**ASSIGNMENT:** Exactly as given, repeat all of the entries.

(Items from an interface collection)
____________

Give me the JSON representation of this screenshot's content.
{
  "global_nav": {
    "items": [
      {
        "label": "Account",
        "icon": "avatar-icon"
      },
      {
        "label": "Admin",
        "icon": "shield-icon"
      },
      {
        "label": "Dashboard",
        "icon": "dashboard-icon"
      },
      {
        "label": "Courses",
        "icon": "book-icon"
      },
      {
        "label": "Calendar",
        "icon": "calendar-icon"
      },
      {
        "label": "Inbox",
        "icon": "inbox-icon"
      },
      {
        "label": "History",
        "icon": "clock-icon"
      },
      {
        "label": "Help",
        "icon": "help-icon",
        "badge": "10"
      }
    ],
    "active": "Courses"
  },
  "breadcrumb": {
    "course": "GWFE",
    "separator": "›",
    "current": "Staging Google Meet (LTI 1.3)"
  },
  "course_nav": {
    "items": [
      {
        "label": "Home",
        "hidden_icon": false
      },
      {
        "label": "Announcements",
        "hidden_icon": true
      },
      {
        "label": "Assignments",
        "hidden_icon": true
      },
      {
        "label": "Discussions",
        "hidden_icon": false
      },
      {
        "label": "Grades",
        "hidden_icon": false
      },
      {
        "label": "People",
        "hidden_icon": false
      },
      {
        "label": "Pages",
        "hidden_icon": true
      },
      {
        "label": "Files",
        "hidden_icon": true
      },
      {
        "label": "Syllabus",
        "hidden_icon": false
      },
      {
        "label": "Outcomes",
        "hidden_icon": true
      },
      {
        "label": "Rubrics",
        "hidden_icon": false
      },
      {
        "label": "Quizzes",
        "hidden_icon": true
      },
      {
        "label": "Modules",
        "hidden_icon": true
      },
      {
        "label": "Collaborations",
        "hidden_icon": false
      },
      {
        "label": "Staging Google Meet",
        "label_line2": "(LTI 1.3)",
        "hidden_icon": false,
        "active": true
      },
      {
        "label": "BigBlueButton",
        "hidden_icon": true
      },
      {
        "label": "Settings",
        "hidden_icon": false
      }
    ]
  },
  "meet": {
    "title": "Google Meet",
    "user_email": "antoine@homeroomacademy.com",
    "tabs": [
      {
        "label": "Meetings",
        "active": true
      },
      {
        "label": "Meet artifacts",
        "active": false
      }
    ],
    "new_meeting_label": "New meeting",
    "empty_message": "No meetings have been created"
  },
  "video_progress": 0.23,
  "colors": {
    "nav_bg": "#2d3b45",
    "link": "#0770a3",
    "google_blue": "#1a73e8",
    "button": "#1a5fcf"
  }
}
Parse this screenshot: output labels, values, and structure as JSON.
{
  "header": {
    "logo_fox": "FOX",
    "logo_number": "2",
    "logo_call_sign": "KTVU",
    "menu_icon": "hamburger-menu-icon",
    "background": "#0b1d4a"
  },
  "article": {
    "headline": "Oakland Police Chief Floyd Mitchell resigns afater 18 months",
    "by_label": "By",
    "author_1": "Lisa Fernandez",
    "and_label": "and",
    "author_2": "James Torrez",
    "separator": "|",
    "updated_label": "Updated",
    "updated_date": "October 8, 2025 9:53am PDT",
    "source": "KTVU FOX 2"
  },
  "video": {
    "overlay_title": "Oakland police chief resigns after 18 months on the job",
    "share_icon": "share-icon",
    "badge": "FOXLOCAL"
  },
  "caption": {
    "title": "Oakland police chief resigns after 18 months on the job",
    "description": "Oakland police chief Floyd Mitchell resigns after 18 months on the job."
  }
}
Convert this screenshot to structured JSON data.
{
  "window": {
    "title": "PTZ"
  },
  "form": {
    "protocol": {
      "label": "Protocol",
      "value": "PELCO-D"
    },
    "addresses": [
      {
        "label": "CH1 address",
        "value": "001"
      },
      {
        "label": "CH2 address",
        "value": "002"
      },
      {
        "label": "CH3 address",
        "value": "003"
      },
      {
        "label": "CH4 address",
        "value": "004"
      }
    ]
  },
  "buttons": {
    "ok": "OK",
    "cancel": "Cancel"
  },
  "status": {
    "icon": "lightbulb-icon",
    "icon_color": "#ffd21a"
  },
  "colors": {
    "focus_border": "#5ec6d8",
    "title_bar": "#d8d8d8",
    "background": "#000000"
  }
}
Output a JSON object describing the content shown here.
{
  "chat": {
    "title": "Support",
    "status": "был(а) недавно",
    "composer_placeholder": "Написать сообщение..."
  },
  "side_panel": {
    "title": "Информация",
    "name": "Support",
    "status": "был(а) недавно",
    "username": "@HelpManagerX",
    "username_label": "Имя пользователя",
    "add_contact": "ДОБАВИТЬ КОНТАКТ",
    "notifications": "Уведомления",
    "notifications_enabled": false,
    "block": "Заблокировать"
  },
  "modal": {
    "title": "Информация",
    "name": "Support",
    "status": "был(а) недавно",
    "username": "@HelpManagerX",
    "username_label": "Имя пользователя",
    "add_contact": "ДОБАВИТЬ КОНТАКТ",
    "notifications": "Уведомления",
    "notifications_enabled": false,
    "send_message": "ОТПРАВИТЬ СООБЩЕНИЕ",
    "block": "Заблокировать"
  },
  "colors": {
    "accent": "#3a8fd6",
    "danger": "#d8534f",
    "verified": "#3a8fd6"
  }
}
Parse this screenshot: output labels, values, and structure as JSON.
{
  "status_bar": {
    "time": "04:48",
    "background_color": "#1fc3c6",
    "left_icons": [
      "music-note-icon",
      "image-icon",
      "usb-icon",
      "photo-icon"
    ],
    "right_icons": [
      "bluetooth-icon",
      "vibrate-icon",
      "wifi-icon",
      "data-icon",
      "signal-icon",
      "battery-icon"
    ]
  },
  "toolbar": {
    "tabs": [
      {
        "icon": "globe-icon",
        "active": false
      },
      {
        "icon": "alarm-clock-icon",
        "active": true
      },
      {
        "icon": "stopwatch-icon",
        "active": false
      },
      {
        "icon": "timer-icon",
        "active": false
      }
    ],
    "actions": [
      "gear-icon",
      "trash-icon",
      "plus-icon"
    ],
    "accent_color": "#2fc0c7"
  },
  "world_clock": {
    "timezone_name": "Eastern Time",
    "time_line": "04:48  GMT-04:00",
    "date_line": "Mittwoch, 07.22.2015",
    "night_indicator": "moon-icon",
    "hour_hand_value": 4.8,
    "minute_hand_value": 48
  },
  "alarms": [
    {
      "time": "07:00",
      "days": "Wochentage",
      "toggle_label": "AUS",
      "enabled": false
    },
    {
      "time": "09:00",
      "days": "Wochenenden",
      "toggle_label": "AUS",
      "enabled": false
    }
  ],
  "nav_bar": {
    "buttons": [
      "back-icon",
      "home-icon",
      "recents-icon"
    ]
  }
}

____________

**WORKED SOLUTION:**
Give me the JSON representation of this screenshot's content.
{
  "global_nav": {
    "items": [
      {
        "label": "Account",
        "icon": "avatar-icon"
      },
      {
        "label": "Admin",
        "icon": "shield-icon"
      },
      {
        "label": "Dashboard",
        "icon": "dashboard-icon"
      },
      {
        "label": "Courses",
        "icon": "book-icon"
      },
      {
        "label": "Calendar",
        "icon": "calendar-icon"
      },
      {
        "label": "Inbox",
        "icon": "inbox-icon"
      },
      {
        "label": "History",
        "icon": "clock-icon"
      },
      {
        "label": "Help",
        "icon": "help-icon",
        "badge": "10"
      }
    ],
    "active": "Courses"
  },
  "breadcrumb": {
    "course": "GWFE",
    "separator": "›",
    "current": "Staging Google Meet (LTI 1.3)"
  },
  "course_nav": {
    "items": [
      {
        "label": "Home",
        "hidden_icon": false
      },
      {
        "label": "Announcements",
        "hidden_icon": true
      },
      {
        "label": "Assignments",
        "hidden_icon": true
      },
      {
        "label": "Discussions",
        "hidden_icon": false
      },
      {
        "label": "Grades",
        "hidden_icon": false
      },
      {
        "label": "People",
        "hidden_icon": false
      },
      {
        "label": "Pages",
        "hidden_icon": true
      },
      {
        "label": "Files",
        "hidden_icon": true
      },
      {
        "label": "Syllabus",
        "hidden_icon": false
      },
      {
        "label": "Outcomes",
        "hidden_icon": true
      },
      {
        "label": "Rubrics",
        "hidden_icon": false
      },
      {
        "label": "Quizzes",
        "hidden_icon": true
      },
      {
        "label": "Modules",
        "hidden_icon": true
      },
      {
        "label": "Collaborations",
        "hidden_icon": false
      },
      {
        "label": "Staging Google Meet",
        "label_line2": "(LTI 1.3)",
        "hidden_icon": false,
        "active": true
      },
      {
        "label": "BigBlueButton",
        "hidden_icon": true
      },
      {
        "label": "Settings",
        "hidden_icon": false
      }
    ]
  },
  "meet": {
    "title": "Google Meet",
    "user_email": "antoine@homeroomacademy.com",
    "tabs": [
      {
        "label": "Meetings",
        "active": true
      },
      {
        "label": "Meet artifacts",
        "active": false
      }
    ],
    "new_meeting_label": "New meeting",
    "empty_message": "No meetings have been created"
  },
  "video_progress": 0.23,
  "colors": {
    "nav_bg": "#2d3b45",
    "link": "#0770a3",
    "google_blue": "#1a73e8",
    "button": "#1a5fcf"
  }
}
Parse this screenshot: output labels, values, and structure as JSON.
{
  "header": {
    "logo_fox": "FOX",
    "logo_number": "2",
    "logo_call_sign": "KTVU",
    "menu_icon": "hamburger-menu-icon",
    "background": "#0b1d4a"
  },
  "article": {
    "headline": "Oakland Police Chief Floyd Mitchell resigns afater 18 months",
    "by_label": "By",
    "author_1": "Lisa Fernandez",
    "and_label": "and",
    "author_2": "James Torrez",
    "separator": "|",
    "updated_label": "Updated",
    "updated_date": "October 8, 2025 9:53am PDT",
    "source": "KTVU FOX 2"
  },
  "video": {
    "overlay_title": "Oakland police chief resigns after 18 months on the job",
    "share_icon": "share-icon",
    "badge": "FOXLOCAL"
  },
  "caption": {
    "title": "Oakland police chief resigns after 18 months on the job",
    "description": "Oakland police chief Floyd Mitchell resigns after 18 months on the job."
  }
}
Convert this screenshot to structured JSON data.
{
  "window": {
    "title": "PTZ"
  },
  "form": {
    "protocol": {
      "label": "Protocol",
      "value": "PELCO-D"
    },
    "addresses": [
      {
        "label": "CH1 address",
        "value": "001"
      },
      {
        "label": "CH2 address",
        "value": "002"
      },
      {
        "label": "CH3 address",
        "value": "003"
      },
      {
        "label": "CH4 address",
        "value": "004"
      }
    ]
  },
  "buttons": {
    "ok": "OK",
    "cancel": "Cancel"
  },
  "status": {
    "icon": "lightbulb-icon",
    "icon_color": "#ffd21a"
  },
  "colors": {
    "focus_border": "#5ec6d8",
    "title_bar": "#d8d8d8",
    "background": "#000000"
  }
}
Output a JSON object describing the content shown here.
{
  "chat": {
    "title": "Support",
    "status": "был(а) недавно",
    "composer_placeholder": "Написать сообщение..."
  },
  "side_panel": {
    "title": "Информация",
    "name": "Support",
    "status": "был(а) недавно",
    "username": "@HelpManagerX",
    "username_label": "Имя пользователя",
    "add_contact": "ДОБАВИТЬ КОНТАКТ",
    "notifications": "Уведомления",
    "notifications_enabled": false,
    "block": "Заблокировать"
  },
  "modal": {
    "title": "Информация",
    "name": "Support",
    "status": "был(а) недавно",
    "username": "@HelpManagerX",
    "username_label": "Имя пользователя",
    "add_contact": "ДОБАВИТЬ КОНТАКТ",
    "notifications": "Уведомления",
    "notifications_enabled": false,
    "send_message": "ОТПРАВИТЬ СООБЩЕНИЕ",
    "block": "Заблокировать"
  },
  "colors": {
    "accent": "#3a8fd6",
    "danger": "#d8534f",
    "verified": "#3a8fd6"
  }
}
Parse this screenshot: output labels, values, and structure as JSON.
{
  "status_bar": {
    "time": "04:48",
    "background_color": "#1fc3c6",
    "left_icons": [
      "music-note-icon",
      "image-icon",
      "usb-icon",
      "photo-icon"
    ],
    "right_icons": [
      "bluetooth-icon",
      "vibrate-icon",
      "wifi-icon",
      "data-icon",
      "signal-icon",
      "battery-icon"
    ]
  },
  "toolbar": {
    "tabs": [
      {
        "icon": "globe-icon",
        "active": false
      },
      {
        "icon": "alarm-clock-icon",
        "active": true
      },
      {
        "icon": "stopwatch-icon",
        "active": false
      },
      {
        "icon": "timer-icon",
        "active": false
      }
    ],
    "actions": [
      "gear-icon",
      "trash-icon",
      "plus-icon"
    ],
    "accent_color": "#2fc0c7"
  },
  "world_clock": {
    "timezone_name": "Eastern Time",
    "time_line": "04:48  GMT-04:00",
    "date_line": "Mittwoch, 07.22.2015",
    "night_indicator": "moon-icon",
    "hour_hand_value": 4.8,
    "minute_hand_value": 48
  },
  "alarms": [
    {
      "time": "07:00",
      "days": "Wochentage",
      "toggle_label": "AUS",
      "enabled": false
    },
    {
      "time": "09:00",
      "days": "Wochenenden",
      "toggle_label": "AUS",
      "enabled": false
    }
  ],
  "nav_bar": {
    "buttons": [
      "back-icon",
      "home-icon",
      "recents-icon"
    ]
  }
}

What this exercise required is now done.